> [Listed records]:
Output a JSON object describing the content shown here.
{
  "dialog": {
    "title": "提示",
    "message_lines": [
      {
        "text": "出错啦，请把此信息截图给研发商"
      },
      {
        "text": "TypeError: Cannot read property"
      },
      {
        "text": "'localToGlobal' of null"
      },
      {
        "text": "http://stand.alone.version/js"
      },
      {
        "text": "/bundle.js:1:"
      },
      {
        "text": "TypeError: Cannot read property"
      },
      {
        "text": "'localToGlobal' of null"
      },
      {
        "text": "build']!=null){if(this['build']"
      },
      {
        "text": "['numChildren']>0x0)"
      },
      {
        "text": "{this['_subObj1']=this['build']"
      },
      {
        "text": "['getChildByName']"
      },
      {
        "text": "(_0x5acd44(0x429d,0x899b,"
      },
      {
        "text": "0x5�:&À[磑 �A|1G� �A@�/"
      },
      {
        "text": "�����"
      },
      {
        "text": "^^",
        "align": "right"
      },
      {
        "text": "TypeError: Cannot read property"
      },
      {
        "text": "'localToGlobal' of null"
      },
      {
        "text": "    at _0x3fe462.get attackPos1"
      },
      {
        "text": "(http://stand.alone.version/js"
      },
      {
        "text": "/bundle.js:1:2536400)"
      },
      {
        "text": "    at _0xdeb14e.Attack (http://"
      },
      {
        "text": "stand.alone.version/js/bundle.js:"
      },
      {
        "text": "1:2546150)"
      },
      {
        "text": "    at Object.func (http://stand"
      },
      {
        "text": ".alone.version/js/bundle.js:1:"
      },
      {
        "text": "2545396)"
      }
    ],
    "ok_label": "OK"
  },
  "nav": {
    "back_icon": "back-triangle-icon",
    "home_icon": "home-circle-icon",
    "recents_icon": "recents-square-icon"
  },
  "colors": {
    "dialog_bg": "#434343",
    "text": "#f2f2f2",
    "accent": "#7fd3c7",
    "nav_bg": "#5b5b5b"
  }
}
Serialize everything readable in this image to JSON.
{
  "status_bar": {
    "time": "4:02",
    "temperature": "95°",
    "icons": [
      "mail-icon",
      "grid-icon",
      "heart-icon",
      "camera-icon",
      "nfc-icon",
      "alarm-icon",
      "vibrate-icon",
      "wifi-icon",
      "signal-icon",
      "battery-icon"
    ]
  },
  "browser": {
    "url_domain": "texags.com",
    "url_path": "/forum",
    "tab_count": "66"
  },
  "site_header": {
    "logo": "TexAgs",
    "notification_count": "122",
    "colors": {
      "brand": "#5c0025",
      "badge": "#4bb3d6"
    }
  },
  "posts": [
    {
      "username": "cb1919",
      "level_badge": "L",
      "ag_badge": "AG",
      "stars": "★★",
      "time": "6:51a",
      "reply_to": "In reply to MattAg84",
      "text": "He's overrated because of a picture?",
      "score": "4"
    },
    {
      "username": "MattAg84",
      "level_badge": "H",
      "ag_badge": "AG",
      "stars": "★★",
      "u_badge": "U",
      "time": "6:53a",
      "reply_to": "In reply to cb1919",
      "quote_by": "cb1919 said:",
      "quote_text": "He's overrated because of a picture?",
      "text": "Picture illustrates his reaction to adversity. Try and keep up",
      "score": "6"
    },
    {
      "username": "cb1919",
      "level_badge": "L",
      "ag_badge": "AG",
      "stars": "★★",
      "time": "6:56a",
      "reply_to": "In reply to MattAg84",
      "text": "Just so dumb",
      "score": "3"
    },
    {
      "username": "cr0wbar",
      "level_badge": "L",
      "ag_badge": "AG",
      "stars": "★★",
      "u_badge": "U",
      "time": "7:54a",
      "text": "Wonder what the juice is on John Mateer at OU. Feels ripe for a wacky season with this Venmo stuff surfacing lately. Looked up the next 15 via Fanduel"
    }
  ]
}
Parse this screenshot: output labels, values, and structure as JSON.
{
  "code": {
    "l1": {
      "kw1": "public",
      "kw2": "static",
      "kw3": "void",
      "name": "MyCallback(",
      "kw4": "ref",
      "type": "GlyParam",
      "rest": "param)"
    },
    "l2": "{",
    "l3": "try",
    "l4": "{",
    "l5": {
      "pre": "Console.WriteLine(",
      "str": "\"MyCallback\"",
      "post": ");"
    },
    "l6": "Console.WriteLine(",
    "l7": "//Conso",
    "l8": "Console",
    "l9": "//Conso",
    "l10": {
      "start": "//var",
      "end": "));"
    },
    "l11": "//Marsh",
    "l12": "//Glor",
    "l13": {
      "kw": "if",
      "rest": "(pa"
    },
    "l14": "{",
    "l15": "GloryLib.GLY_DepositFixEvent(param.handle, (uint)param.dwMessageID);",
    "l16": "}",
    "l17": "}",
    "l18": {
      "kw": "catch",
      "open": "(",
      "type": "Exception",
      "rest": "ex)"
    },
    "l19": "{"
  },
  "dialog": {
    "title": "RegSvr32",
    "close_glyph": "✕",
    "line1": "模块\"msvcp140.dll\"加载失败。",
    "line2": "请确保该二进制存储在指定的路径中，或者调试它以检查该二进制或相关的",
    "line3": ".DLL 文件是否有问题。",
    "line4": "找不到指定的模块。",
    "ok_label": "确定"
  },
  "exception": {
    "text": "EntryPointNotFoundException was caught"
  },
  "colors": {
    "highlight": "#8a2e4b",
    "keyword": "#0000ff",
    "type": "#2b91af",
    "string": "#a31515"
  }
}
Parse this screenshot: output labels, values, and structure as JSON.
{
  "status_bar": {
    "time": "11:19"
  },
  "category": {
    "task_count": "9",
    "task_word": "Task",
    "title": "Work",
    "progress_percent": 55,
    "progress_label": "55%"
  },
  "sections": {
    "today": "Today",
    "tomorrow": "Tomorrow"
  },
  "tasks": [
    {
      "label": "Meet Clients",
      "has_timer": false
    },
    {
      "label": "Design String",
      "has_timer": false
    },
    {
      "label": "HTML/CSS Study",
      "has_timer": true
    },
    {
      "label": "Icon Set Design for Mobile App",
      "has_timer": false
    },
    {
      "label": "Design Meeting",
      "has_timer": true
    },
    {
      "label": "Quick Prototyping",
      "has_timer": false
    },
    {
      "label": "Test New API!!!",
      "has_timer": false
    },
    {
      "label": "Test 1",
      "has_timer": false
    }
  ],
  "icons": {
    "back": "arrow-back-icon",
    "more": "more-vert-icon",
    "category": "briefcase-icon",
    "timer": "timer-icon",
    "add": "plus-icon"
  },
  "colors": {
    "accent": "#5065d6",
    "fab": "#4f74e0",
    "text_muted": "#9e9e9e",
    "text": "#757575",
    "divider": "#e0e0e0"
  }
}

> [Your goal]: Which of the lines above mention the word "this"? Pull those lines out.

> [Answer to the exercise]:
        "text": "build']!=null){if(this['build']"
        "text": "{this['_subObj1']=this['build']"
Serialize everything readable in this image to JSON.
      "text": "Wonder what the juice is on John Mateer at OU. Feels ripe for a wacky season with this Venmo stuff surfacing lately. Looked up the next 15 via Fanduel"
Parse this screenshot: output labels, values, and structure as JSON.
Parse this screenshot: output labels, values, and structure as JSON.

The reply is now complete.